▶ What is required: Using the data below, count the lines that carry the string "this" and write only the count.

▶ Information provided:
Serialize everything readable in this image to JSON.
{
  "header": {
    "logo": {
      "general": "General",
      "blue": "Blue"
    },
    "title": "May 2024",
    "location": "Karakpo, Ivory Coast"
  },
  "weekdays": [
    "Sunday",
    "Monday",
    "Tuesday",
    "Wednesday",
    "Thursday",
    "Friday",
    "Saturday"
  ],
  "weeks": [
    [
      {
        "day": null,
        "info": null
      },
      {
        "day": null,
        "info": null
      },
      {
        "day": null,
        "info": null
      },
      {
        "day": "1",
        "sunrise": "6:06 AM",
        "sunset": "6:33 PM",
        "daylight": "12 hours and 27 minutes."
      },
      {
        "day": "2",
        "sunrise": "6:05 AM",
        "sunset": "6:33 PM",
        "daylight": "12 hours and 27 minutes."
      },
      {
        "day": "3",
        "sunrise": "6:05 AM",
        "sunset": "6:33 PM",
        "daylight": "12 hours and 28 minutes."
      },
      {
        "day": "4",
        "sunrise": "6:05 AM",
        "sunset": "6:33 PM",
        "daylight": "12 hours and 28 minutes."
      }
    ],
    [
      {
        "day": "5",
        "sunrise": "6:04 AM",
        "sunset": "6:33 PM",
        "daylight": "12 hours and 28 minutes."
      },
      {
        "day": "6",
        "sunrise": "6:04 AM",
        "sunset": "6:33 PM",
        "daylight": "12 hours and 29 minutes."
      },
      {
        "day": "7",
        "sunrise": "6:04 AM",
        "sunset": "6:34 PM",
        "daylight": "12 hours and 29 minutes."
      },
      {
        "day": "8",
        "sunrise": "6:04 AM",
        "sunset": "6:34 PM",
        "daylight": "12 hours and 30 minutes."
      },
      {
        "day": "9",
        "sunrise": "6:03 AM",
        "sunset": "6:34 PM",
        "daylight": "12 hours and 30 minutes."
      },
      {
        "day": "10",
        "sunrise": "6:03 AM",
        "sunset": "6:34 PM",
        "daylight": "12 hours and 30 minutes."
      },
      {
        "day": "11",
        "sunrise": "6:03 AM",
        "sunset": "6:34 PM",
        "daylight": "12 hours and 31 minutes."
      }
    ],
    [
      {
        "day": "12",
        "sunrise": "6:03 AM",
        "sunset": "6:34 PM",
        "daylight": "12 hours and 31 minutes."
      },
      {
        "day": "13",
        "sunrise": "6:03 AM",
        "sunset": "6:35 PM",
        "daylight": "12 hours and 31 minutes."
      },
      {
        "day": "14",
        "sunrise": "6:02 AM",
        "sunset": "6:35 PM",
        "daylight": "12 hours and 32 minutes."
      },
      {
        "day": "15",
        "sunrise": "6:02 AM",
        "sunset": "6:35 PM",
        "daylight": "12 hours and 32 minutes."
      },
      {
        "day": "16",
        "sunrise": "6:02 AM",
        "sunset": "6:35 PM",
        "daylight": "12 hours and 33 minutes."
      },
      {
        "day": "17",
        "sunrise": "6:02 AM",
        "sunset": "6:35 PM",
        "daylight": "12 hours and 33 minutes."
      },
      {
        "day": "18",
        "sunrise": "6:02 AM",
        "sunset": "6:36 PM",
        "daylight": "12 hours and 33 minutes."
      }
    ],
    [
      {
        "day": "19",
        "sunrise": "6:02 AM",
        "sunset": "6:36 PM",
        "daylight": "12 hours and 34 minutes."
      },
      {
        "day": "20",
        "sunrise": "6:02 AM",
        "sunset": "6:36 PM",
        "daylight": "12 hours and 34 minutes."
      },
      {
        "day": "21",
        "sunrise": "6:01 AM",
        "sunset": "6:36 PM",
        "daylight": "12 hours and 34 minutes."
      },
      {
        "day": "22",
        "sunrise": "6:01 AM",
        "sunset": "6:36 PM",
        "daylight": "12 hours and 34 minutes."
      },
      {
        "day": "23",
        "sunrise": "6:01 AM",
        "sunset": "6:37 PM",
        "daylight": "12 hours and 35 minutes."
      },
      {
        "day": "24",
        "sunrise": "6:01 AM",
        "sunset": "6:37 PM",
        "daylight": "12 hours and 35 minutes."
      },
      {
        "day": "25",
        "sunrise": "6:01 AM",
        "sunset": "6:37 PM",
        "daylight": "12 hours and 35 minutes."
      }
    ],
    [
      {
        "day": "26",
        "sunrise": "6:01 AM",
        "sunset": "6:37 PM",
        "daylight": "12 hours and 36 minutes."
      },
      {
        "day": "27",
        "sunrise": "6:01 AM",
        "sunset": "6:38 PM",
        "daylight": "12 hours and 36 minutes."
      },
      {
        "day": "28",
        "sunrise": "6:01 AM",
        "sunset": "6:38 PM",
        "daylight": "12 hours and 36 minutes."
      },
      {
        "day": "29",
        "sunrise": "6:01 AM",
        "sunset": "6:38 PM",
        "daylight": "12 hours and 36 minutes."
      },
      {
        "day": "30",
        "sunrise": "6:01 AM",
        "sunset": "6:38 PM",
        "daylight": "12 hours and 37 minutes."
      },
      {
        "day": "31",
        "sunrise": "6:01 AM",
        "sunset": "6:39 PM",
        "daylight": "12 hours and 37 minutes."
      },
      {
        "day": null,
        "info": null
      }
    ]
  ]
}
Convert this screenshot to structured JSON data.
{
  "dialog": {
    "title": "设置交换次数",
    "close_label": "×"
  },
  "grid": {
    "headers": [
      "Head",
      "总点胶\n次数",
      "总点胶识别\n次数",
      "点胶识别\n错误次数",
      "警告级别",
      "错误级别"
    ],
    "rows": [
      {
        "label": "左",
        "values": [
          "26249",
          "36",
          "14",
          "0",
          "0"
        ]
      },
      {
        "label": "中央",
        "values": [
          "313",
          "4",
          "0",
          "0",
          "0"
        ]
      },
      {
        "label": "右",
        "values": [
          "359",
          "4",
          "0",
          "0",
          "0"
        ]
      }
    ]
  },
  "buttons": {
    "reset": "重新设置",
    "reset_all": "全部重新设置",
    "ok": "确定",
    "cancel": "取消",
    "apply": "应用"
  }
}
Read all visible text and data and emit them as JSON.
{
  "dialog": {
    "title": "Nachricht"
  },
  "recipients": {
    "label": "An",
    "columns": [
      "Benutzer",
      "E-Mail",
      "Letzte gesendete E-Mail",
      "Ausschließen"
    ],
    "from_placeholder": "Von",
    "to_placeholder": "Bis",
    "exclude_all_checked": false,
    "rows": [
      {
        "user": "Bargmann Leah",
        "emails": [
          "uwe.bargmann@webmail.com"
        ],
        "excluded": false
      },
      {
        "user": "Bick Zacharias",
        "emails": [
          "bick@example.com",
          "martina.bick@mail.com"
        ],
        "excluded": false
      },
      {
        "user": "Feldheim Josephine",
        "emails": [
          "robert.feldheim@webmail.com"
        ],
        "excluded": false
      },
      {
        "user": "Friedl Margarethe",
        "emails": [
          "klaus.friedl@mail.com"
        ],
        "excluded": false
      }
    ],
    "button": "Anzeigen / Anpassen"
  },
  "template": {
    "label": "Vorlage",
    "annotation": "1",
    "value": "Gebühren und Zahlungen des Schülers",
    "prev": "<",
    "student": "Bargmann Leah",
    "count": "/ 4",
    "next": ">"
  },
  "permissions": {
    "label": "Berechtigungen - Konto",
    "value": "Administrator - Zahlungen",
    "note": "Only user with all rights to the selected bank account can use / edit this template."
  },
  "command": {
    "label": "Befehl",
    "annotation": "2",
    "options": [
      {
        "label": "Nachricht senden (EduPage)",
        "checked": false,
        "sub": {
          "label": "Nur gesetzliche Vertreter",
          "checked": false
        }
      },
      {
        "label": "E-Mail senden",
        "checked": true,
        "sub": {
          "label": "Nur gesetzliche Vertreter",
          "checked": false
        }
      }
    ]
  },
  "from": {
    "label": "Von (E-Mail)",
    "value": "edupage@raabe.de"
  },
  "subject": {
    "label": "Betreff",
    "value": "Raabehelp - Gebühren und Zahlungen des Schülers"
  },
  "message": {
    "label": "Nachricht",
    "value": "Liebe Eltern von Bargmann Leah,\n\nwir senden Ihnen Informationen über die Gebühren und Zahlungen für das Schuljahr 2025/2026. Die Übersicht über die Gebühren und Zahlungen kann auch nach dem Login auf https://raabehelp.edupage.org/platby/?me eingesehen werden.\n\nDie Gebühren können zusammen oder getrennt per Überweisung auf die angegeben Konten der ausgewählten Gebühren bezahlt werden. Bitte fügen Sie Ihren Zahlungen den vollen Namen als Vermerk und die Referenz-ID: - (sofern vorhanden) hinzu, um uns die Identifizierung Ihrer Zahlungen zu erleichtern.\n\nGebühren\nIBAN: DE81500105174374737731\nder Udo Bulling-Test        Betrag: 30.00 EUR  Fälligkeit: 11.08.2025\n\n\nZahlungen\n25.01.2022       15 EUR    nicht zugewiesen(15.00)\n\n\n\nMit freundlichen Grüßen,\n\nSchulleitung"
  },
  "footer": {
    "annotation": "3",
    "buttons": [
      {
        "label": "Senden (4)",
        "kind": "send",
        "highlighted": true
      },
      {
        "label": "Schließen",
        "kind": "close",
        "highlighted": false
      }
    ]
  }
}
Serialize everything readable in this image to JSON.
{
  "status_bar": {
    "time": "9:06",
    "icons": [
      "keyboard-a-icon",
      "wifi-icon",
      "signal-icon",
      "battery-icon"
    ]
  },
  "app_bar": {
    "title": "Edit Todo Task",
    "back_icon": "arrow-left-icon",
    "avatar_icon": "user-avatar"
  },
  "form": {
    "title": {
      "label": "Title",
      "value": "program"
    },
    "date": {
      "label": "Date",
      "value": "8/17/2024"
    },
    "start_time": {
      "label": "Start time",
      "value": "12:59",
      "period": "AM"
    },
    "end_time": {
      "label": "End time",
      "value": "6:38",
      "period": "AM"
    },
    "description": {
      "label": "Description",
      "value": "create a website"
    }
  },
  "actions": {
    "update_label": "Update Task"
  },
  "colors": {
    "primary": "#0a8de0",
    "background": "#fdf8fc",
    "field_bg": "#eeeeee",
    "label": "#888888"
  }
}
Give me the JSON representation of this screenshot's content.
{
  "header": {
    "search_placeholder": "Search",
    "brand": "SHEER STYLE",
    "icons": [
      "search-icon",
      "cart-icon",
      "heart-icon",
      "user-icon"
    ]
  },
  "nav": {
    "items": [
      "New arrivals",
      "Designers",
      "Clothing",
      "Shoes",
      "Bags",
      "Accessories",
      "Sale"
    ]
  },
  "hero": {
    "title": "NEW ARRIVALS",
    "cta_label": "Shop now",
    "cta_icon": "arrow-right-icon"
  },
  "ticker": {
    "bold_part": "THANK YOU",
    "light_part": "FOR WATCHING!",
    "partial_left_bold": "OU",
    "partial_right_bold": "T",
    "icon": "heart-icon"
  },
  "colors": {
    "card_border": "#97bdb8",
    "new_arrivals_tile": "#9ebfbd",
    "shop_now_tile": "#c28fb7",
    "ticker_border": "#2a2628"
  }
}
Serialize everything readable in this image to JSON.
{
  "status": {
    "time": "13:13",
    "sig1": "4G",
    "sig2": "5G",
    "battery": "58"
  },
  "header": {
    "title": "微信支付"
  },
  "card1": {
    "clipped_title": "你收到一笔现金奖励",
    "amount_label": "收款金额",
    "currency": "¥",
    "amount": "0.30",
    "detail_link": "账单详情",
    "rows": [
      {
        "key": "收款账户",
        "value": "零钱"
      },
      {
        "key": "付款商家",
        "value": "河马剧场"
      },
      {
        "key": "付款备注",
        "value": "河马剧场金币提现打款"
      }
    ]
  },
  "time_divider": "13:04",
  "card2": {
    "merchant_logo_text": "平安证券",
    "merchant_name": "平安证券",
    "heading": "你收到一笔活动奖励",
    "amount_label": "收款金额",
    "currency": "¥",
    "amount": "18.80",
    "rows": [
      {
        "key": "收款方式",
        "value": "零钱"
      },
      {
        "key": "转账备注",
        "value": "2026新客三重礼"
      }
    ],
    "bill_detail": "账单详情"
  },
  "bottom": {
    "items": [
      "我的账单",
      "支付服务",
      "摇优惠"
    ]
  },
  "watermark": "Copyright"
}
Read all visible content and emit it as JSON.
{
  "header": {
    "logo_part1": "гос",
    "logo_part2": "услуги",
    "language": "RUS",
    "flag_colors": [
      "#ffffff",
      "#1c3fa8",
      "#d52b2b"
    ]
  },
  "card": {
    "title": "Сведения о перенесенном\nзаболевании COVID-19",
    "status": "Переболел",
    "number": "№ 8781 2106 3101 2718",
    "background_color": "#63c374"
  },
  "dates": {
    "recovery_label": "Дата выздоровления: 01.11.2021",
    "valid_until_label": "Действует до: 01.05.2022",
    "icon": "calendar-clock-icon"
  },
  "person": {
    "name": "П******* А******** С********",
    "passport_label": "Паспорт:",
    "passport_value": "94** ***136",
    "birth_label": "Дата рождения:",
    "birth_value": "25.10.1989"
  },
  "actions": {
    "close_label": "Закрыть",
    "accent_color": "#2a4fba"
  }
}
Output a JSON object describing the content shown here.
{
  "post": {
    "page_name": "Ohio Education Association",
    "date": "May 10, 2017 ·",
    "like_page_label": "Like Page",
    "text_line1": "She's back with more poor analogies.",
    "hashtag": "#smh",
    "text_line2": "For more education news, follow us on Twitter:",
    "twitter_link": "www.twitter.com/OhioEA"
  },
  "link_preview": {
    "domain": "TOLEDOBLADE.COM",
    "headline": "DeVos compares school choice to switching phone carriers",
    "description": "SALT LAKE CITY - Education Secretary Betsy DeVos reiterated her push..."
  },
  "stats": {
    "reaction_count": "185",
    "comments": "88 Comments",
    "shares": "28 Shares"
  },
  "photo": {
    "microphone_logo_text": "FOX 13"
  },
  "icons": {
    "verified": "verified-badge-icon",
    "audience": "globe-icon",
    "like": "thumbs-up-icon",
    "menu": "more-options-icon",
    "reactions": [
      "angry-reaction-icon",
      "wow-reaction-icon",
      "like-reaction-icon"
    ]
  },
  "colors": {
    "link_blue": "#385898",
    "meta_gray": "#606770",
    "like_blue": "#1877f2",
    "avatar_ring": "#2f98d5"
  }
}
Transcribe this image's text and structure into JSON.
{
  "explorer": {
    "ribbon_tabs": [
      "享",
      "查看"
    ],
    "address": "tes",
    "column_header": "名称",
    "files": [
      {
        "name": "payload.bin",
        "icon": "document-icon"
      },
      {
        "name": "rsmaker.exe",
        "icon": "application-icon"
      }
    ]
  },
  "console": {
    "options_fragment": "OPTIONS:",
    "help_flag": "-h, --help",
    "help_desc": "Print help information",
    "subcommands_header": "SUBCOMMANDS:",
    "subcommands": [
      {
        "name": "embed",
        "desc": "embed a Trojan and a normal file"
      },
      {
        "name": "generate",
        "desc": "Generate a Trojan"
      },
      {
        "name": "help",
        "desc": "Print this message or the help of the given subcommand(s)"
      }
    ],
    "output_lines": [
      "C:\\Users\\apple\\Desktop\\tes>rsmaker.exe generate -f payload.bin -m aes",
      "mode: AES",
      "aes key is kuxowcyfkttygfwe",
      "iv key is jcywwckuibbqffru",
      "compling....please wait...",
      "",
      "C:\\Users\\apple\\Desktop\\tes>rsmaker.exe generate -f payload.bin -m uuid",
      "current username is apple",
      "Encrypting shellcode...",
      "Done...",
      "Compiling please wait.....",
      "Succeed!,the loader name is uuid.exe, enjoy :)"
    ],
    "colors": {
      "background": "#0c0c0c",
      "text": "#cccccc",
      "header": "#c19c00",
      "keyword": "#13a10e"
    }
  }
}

▶ Answer to the exercise: 8